The proposed bylaw also would prohibit open burning on any street, open area or park, graffiti and sitting, lying down or physically approaching people in a way that causes an obstruction on a street or sidewalk.
Mayor Lyn Hall said the postponement means council has more time to meet with other groups, including provincial ministry staff and BC Housing, as well as learn from what other cities have done.
"Other cities have got safe streets bylaws where they've had to make changes, because it didn't work," Hall said. "I want a Safe Streets Bylaw. I understand the necessity to do this, but we need to do it right."
'WE NEED TO TAKE BACK THE STREETS'
Downtown business owners and their staff are dealing with constant problems, including broken windows, discarded needles, theft, vandalism, defecating on their property, aggressive panhandling and more, Coun. Brian Skakun said. A delay just prolongs those problems, he said.
"We need to take back the streets," Skakun said. "(Business owners) lives are getting ruined, they are at their wits end."
During a presentation to city council earlier Monday evening, Downtown Prince George executive director Colleen Van Mook said downtown businesses have had more problems with vandalism, theft and "biohazards" in 2020 than in previous years.

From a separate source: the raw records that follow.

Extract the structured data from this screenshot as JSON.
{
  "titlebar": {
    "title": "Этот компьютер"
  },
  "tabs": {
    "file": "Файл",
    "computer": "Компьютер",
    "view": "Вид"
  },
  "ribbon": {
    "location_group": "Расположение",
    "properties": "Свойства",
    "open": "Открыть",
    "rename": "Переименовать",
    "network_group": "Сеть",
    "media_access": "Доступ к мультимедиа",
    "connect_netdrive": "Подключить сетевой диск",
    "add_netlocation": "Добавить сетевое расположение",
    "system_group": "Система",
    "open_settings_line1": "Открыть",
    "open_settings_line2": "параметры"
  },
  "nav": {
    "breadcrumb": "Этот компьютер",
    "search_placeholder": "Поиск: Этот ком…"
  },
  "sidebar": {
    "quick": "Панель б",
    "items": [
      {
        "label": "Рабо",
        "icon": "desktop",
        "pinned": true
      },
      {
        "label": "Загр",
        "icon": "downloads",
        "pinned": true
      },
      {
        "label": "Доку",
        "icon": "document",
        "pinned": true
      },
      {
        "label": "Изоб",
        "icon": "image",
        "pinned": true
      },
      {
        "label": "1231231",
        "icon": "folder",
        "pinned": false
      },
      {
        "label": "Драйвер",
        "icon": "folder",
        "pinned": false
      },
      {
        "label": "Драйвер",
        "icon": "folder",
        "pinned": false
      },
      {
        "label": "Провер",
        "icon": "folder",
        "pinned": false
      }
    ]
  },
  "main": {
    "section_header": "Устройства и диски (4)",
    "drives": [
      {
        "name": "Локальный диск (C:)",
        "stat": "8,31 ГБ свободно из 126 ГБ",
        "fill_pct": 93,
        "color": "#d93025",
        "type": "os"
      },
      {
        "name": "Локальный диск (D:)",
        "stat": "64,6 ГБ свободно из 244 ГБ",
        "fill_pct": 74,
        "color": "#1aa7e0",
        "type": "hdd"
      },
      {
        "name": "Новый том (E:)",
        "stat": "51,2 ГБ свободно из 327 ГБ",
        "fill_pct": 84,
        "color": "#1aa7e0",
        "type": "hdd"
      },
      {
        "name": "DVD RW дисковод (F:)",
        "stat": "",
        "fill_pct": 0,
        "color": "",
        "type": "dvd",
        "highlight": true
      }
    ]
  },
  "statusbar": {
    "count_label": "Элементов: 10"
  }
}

"The criminal activity, we don't know where it is coming from. We're just dealing with the symptoms," she said. "The result of it can be devastating to businesses. We want downtown to be a place where everybody feels safe, everybody feels welcome."
Downtown Prince George president and Nancy O's co-founder Eion Foley said that most of their members are "quite sympathetic to the people on the street."
"That sympathy wears pretty hard when your windows get smashed or you find biohazards in your back door," Foley said.
Skakun said that people, including the homeless and drug addicts, need to be held accountable for their actions.
Coun. Teri McConnachie said she knows she doesn't have all the answers, and none of the many people she spoke to did either, but something has to change.
She said heard from one woman who had the earbuds ripped out of hair after she refused a panhandler, another person walked out at their lunch break to see a person a sex act being performed on the street in the middle of the day.
McConnachie said she'd heard of people being assaulted, spit on or had their hair pulled.
"We can't have our downtown streets looking the way they are," she said. "The Safe Streets Bylaw does not penalize all homeless people. I have every confidence that (the city's bylaw officers) will work with the tools in this bylaw appropriately."
Coun. Kyle Sampson said the problems downtown have been getting worse for a decade, and exponentially worse since 2017. City administration have brought the Safe Streets Bylaw forward as one way to address the complex issue that is homelessness, he said.
"I've received a lot of correspondence from people saying they don't like this. I've got a lot of correspondence from people saying they'd like to give it a try," Sampson said. "If this doesn't pass, it encourages this behaviour. This bylaw, to me, is about stopping criminal behaviour."
Sampson questioned whether any of the councillors around the table will have changed their minds about the bylaw when it comes back again.
"Are we just postponing it for the sake of postponing it?"